___ RECORDS FOR PROCESSING
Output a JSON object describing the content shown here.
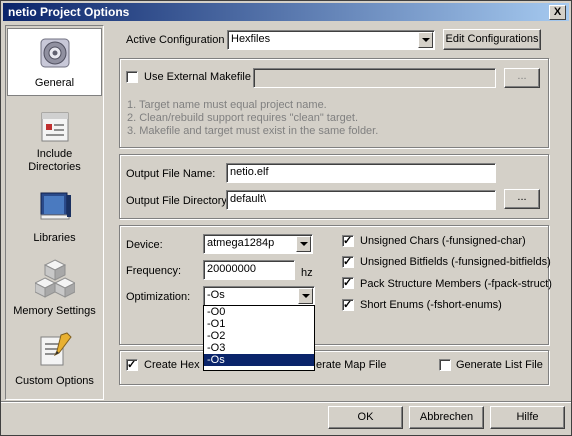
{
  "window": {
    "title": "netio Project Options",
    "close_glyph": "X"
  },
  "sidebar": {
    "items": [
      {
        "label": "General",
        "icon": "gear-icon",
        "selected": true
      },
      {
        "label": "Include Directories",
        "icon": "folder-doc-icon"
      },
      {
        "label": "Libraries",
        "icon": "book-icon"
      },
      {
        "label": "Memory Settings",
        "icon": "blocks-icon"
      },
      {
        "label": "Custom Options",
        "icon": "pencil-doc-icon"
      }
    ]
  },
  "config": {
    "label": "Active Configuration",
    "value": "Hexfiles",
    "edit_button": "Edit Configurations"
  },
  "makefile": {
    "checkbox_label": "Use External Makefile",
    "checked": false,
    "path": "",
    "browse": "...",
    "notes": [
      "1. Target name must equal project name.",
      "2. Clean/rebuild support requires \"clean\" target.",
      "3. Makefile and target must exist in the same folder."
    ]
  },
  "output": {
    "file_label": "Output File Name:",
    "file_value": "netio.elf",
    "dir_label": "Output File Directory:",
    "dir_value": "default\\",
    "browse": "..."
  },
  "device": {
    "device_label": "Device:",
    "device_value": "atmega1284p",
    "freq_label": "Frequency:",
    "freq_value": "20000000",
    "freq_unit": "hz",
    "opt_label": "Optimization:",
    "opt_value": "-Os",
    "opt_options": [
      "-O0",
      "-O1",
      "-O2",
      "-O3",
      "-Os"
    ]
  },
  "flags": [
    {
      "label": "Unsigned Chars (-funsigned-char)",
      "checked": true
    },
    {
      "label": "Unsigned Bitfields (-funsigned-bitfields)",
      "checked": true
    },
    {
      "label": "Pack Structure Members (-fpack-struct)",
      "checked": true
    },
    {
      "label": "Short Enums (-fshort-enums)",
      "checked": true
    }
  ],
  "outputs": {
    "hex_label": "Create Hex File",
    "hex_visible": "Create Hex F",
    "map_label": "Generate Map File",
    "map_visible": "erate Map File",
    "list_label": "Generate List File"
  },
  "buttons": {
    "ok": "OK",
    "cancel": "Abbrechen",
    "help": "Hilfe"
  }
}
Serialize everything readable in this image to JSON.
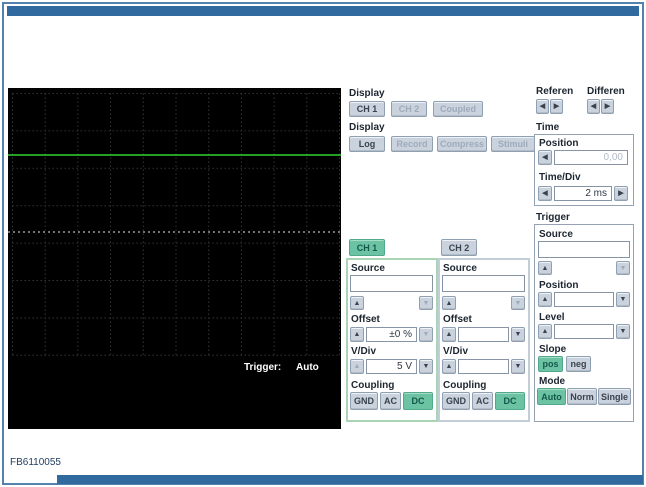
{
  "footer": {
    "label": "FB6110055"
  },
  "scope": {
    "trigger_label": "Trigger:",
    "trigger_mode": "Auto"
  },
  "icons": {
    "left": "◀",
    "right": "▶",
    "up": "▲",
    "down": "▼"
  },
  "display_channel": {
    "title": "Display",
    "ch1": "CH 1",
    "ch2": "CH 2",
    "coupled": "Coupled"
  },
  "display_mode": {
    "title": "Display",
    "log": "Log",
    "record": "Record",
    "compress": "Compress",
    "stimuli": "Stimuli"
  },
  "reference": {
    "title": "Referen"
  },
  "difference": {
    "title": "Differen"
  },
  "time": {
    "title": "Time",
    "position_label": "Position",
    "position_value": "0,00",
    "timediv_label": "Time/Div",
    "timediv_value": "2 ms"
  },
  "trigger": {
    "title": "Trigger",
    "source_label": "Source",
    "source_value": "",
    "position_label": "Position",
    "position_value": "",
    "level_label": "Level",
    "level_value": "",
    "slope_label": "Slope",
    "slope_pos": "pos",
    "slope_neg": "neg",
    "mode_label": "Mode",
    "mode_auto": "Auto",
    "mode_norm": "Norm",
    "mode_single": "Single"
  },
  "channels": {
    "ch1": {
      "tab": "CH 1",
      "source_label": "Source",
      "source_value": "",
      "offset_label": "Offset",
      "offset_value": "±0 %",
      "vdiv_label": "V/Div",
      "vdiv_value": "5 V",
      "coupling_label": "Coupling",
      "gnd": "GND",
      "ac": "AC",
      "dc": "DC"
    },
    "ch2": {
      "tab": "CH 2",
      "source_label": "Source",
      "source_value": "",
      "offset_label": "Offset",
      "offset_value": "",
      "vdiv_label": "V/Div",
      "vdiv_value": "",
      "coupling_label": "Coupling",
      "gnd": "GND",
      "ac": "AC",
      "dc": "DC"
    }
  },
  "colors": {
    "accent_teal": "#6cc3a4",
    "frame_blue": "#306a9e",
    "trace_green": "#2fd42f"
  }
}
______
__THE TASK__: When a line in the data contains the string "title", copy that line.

__THE COMPLETED TASK__:
    "title": "netio Project Options",
    "title": "Display",
    "title": "Display",
    "title": "Referen"
    "title": "Differen"
    "title": "Time",
    "title": "Trigger",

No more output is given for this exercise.